  “We would emphasise that the above proposals are advanced in an attempt to conclude this litigation. If, however, the above proposals are not accept by you client…..our client will proceed with her application and seek a significantly greater lump sum from your client so that equality is achieved following a formal valuation of your client’s business interests.” (emphasis added.)”

91. In fact the wife subsequently negotiated personally with her husband and agreed a further sum of £50k (in addition to the £81k already received) and chose not to obtain a formal valuation.  In the circumstances I see no basis for saying that there ever was any common agreement about the value of the shares.  On the contrary, there was a clear recognition that the parties were at odds over the true valuation.  I also reject the submission that there must at least have been an upper valuation which was agreed; the observation of the husband that it could be £1 or £1million was in my view an indication that in his view there was no way of determining with any confidence what it was worth.  The only agreement was to disagree about the value and for the compromise to allow each to take his or her chance.  The wife chose the certainty of a fixed sum.

92. A second and related problem is that the possibility that the shares may be sold at a higher price was foreseen at the time.  In my judgment that is as much an answer to a claim in mistake as it is to a claim based on the Barder principle.  In Edmonds v Edmonds [1990] 2 FLR 203 a consent order was made on the assumption that a house was worth £70k.  That figure was identified after the judge had heard expert evidence from the wife.  The husband contended that the house was worth significantly more but did not obtain his own expert evaluation. Subsequently the house was sold for £110k and he sought to have the settlement reopened, either on Barder grounds or mistake.  The action failed.  Butler Sloss LJ, with whose judgment Nourse LJ agreed, noted that the husband had been in a position to influence the valuation but he had chosen not to obtain the relevant evidence.  In those circumstances he could not challenge the value placed on the property by the judge.  Similarly here; it is true that no value was ever placed on the shares at all either by the parties or by the judge when he made the order in April, but in my view the wife cannot be in a better position because she was prepared to reach a settlement without any formal figure being assessed at all. The parties took their chance on the value but that is quite different from saying that they were mistaken about it. 
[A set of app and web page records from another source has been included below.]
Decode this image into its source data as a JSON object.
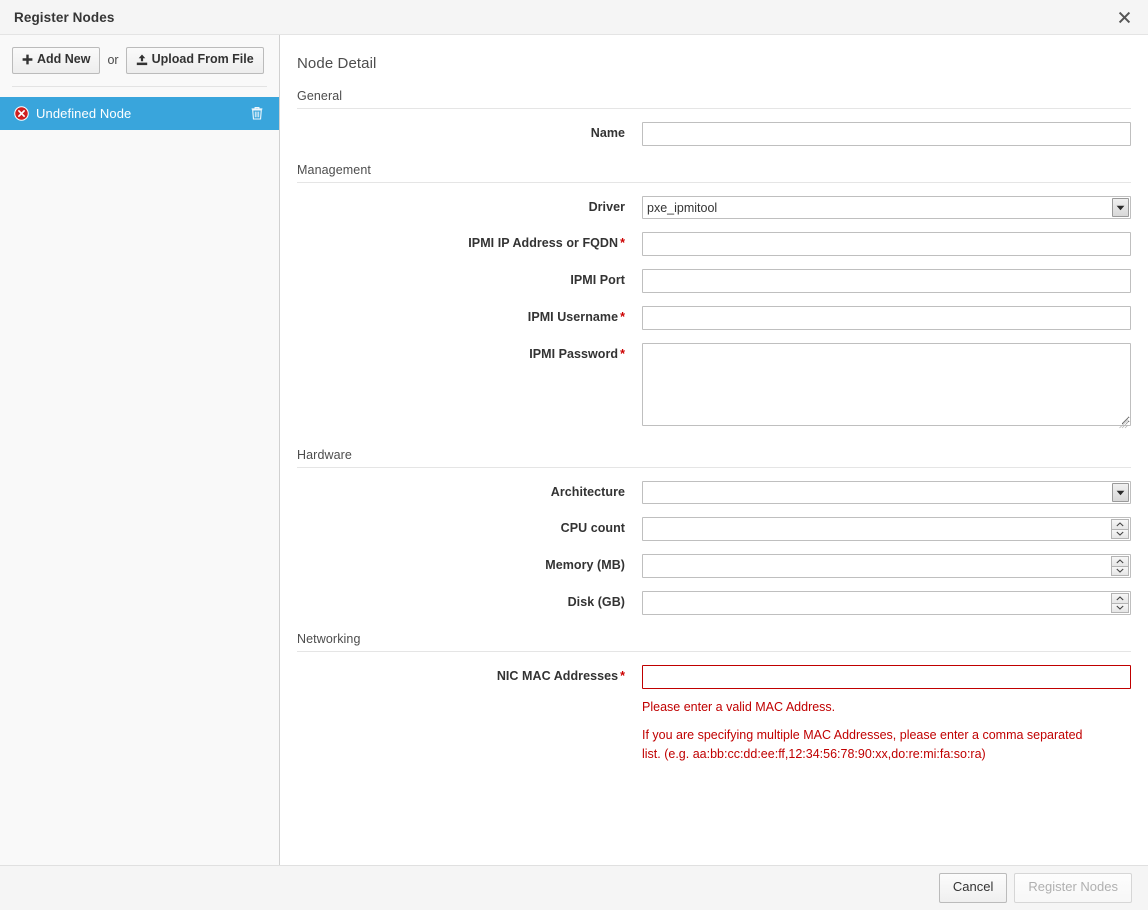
{
  "window": {
    "title": "Register Nodes",
    "close_icon": "close-icon"
  },
  "sidebar": {
    "add_new_label": "Add New",
    "or_label": "or",
    "upload_label": "Upload From File",
    "add_new_icon": "plus-icon",
    "upload_icon": "upload-icon",
    "nodes": [
      {
        "label": "Undefined Node",
        "status_icon": "error-circle-icon",
        "delete_icon": "trash-icon",
        "selected": true
      }
    ]
  },
  "panel": {
    "title": "Node Detail",
    "sections": [
      {
        "heading": "General",
        "fields": [
          {
            "label": "Name",
            "required": false,
            "type": "text",
            "value": ""
          }
        ]
      },
      {
        "heading": "Management",
        "fields": [
          {
            "label": "Driver",
            "required": false,
            "type": "select",
            "value": "pxe_ipmitool",
            "options": [
              "pxe_ipmitool"
            ]
          },
          {
            "label": "IPMI IP Address or FQDN",
            "required": true,
            "type": "text",
            "value": ""
          },
          {
            "label": "IPMI Port",
            "required": false,
            "type": "text",
            "value": ""
          },
          {
            "label": "IPMI Username",
            "required": true,
            "type": "text",
            "value": ""
          },
          {
            "label": "IPMI Password",
            "required": true,
            "type": "textarea",
            "value": ""
          }
        ]
      },
      {
        "heading": "Hardware",
        "fields": [
          {
            "label": "Architecture",
            "required": false,
            "type": "select",
            "value": "",
            "options": [
              ""
            ]
          },
          {
            "label": "CPU count",
            "required": false,
            "type": "number",
            "value": ""
          },
          {
            "label": "Memory (MB)",
            "required": false,
            "type": "number",
            "value": ""
          },
          {
            "label": "Disk (GB)",
            "required": false,
            "type": "number",
            "value": ""
          }
        ]
      },
      {
        "heading": "Networking",
        "fields": [
          {
            "label": "NIC MAC Addresses",
            "required": true,
            "type": "text",
            "value": "",
            "error": true
          }
        ]
      }
    ],
    "errors": {
      "mac_invalid": "Please enter a valid MAC Address.",
      "mac_hint": "If you are specifying multiple MAC Addresses, please enter a comma separated list. (e.g. aa:bb:cc:dd:ee:ff,12:34:56:78:90:xx,do:re:mi:fa:so:ra)"
    },
    "required_marker": "*"
  },
  "footer": {
    "cancel_label": "Cancel",
    "submit_label": "Register Nodes",
    "submit_disabled": true
  },
  "colors": {
    "accent": "#39a5dc",
    "error": "#c00000",
    "required": "#cc0000"
  }
}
93. Much of the argument of Mr Blair was directed at the alleged lack of candour by Mr. Walkden. It is plainly too late now to rely upon any non disclosure given that there was a decision taken before the judge formally to abandon it.  The only possible justification for raising it was to reinforce the Barder argument by relying upon some observations of the President, Potter LJ in B v B [2008] 1 FLR 1279 para 38 to the effect that bad faith or non-disclosure may be “the prism through which [the court] should view the question whether the discrepancy between the valuation and the subsequent sale price achieved is so great that events have invalidated the fundamental assumption on which the order was made.”  However, whatever may be the scope for allowing the fact of non-disclosure to affect the application of the Barder principle - and I suspect that it is very limited since the latter is premised on the basis that the valuation was properly made at the time - the President made it plain that non-disclosure could not be relied upon where the supervening event was foreseeable, or if the effects of non-disclosure were avoidable by reasonable inquiry.  That was the position here.  Moreover, even if non-disclosure had been pursued as a basis for upsetting the settlement,  I am far from satisfied that any lack of candour materially affected matters, essentially for the reasons given by Thorpe LJ.

94.  Accordingly, I too would uphold the appeal.